Mojave National Preserve held its second annual Youth Quail and Chukar Hunt the weekend of October 29th. Participation for this year’s event more than doubled over last year. The hunt is aimed at connecting youth and their families with public lands, outdoor physical activities, and natural resources in a safe, mentored setting. For several youth participants, this was their first hunting experience on public lands. For many families, it was their first visit to the preserve.
Thirty-seven young people and their families from throughout Southern California camped at Black Canyon Group and Equestrian Campground and participated in an individually guided quail and chukar hunt. Other activities included outdoor cooking and environmental education games. Safari Club International brought out their Mobile Sensory Safari unit, a hands-on mobile classroom for wildlife education.
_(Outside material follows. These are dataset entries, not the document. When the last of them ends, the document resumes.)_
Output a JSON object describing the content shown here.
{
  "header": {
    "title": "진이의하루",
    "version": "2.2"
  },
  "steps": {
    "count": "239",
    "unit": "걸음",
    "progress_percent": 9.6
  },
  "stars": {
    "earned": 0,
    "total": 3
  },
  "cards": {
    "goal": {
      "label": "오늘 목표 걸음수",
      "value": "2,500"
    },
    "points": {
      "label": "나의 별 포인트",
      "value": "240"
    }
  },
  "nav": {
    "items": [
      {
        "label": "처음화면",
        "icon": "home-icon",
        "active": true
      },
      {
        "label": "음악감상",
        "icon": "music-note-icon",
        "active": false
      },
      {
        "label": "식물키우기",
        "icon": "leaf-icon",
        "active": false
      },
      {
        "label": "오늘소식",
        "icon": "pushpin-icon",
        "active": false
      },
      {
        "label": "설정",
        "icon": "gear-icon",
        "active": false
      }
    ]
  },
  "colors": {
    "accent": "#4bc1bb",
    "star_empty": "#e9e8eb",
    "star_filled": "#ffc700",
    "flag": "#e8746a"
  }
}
During the hunt, participating youth were guided by long-time hunters, who volunteered their time to share their experience in backcountry safety, gun safety, knowledge of quail and chukar biology, and outdoor ethics.
In addition to programming provided by rangers, diverse organizations provided education materials, hunt mementoes and food, in addition to recruiting volunteer cooks and guides for the youth hunters. Participating organizations included California Department of Fish and Game, San Bernardino County Fish & Game Commission, California Hunter Education Instructor Association, Safari Club International, Santa Clarita Valley Quail & Upland Wildlife Federation, Quail Unlimited, Quail Forever: The Habitat Organization, and the Society for the Conservation of Bighorn Sheep. Leland Brown from the Institute for Wildlife Studies generously provided his time to educate hunters about non-lead ammunition alternatives.
The Youth Quail and Chukar Hunt supports the America’s Great Outdoors Initiative launched by President Obama on April 16, 2010. This initiative promotes innovative community-level efforts to conserve outdoor spaces and to reconnect Americans to the outdoors.